Mike Leigh is one of the best playwriters, screenwriters and film directors in the country and, at the time of the play being written, was Alison Steadman’s husband. His scripts are always very witty, sharp, acerbic, and at times, brutally honest. Abigail’s Party is a finely-drawn illustration of middle-class suburbia in the Home Counties of the 1970s and his observational style of drawing attention to the absurdities of the main characters is both very funny and very pointed.
The play is a five-hander, as young Abigail is never seen, with Sarah Stanley playing Beverly, Stefan Dufaye as her long-suffering husband Laurence, Robin Lewitt as Tony, Anshu Sadchev as Angela and Maureen George as Sue. This is a very experienced cast and it shows, finding their feet very easily on the first performance of a five-night run and keeping the Garrick audience happy and very amused throughout. The role of Beverly is a very hard one to take on as an actor as Steadman’s version was so acknowledged, especially at the time, but Sarah definitely takes up the challenge and has some fantastic lines. As we all know timing is everything in any comedic role and there are some memorable quotes and phrases that are delivered with perfect timing. If you have not seen the play before you will soon recognise some of Beverley’s favourite words that are repeated several times and it’s here that that Sarah’s comedic timing comes to its own.
Robin Lewitt is suitably menacing as the brooding Tony, whose rugged good looks certainly attract the attention of Beverly, and Stefan Dufaye shows all the pent-up emotion and frustrations of trying to placate his very demanding, flighty, wife. Maureen George is always a great watch and is fabulous as the piggy-in-the-middle neighbour Sue, who definitely steals a few scenes with her ‘one over the eight’ drinking session. I’ve seen these cast members many times before but Anshu Sadchev was new to me, and she was delightful as the slightly mousey Angela, who is clearly unappreciated by her husband, and she has some clever, sharp dialogue with Beverley who clearly views her as a social inferior. Her ‘slow’ dance with a highly bemused Laurence, as the couples switch partners for a smooch, is very funny, earning her a round of applause, and it will definitely make all of the dad-dancers in the audience look like Anton Du Beke!

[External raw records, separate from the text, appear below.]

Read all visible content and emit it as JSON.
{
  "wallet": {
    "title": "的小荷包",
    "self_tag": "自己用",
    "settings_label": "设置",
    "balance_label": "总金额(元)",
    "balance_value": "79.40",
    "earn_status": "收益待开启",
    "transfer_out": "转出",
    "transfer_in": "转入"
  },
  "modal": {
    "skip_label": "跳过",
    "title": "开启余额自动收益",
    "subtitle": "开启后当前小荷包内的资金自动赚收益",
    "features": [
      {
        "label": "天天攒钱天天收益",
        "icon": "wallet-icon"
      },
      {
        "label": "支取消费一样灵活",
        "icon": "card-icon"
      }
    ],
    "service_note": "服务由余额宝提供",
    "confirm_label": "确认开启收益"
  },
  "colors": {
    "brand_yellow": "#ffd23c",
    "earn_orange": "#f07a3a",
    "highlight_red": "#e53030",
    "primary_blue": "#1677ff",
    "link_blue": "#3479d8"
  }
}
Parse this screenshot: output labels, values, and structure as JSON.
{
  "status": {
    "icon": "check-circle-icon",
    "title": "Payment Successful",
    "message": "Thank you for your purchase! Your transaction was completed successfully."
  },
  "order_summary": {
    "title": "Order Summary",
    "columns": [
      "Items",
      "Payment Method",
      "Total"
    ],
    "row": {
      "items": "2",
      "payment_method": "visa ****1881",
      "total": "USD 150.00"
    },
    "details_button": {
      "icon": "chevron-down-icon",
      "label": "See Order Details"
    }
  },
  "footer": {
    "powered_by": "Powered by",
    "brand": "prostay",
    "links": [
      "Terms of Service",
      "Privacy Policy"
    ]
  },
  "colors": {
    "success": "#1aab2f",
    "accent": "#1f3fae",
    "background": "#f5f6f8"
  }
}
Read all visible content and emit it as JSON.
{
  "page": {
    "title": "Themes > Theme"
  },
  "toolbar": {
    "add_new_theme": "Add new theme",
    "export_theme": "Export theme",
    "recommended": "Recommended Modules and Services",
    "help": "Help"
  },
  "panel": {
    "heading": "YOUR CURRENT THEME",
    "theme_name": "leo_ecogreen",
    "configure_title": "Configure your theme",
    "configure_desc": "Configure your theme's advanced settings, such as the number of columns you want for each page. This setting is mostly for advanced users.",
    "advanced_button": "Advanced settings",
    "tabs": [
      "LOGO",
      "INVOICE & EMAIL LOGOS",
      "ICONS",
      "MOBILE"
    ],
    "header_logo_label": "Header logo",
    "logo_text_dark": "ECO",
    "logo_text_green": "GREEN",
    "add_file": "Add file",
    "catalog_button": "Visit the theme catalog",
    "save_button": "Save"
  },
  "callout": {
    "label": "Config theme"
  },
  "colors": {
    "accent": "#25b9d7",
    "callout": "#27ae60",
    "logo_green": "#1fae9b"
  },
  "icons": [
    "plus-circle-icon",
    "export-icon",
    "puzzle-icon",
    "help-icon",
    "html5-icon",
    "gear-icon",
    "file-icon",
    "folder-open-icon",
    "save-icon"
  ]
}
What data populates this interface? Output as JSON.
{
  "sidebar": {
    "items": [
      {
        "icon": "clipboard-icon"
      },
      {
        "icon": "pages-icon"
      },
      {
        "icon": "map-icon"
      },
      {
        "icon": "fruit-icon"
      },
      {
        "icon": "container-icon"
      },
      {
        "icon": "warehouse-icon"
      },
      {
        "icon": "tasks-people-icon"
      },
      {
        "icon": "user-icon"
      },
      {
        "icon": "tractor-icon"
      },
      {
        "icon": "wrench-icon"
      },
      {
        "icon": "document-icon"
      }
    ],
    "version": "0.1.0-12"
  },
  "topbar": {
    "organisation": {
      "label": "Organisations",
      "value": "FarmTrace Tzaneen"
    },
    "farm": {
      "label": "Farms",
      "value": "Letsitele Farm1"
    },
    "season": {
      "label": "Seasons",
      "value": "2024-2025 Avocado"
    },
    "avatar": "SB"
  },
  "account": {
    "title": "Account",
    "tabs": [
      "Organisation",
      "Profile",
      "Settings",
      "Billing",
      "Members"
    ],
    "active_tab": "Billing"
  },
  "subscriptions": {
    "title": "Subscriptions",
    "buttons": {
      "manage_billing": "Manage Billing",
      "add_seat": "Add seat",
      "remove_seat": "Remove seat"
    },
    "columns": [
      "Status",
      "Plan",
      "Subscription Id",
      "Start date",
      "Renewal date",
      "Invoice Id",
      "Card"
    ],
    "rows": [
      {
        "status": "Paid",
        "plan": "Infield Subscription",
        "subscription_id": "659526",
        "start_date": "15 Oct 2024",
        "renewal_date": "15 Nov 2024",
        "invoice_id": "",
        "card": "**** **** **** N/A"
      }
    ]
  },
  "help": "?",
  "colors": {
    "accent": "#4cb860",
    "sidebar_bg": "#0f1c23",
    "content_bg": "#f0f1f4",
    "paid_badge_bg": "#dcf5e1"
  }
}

Direction by Nigel Lowe is first rate, with fine performances from all the cast and the Producer is Kathy Bryers. The set design, by Nigel Lowe and Andrew Bodger, is very evocative of the flamboyant, and garish, 1970s and the lady in the row in front of me whispered ‘we had that orange wallpaper in our front room…’ to her neighbour! The background music is a soundtrack of the 70s, with the cool of Beverly’s favourite Jose Feliciano’s guitar strings, being counter-punched by the angst-ridden bile of the Sex Pistols hammering through the wall from Abigail’s party.
The Players’ version of Abigail’s Party is great fun, it is quick-paced and there are witty one-liners, some laugh out loud scenes, a bit of slapstick, some withering put-downs and an ending that is both dramatic and surprising. I’m sure that the lovely Alison Steadman would approve and I’m also sure that Beverly would describe it as…’Great’…
Abigail’s Party by the Lichfield Players runs at the Lichfield Garrick Studio Theatre from Wednesday 19 January to Saturday 22 January, curtain up at 7.45pm with a 2.45pm matinee performance on Saturday. Ticket prices start at £15.00. Wearing of masks is recommended when in the theatre.
Tickets are available by visiting the Box Office at Castle Dyke (limited opening times, please see the Garrick website), by ringing 01543 412121 or by booking online at: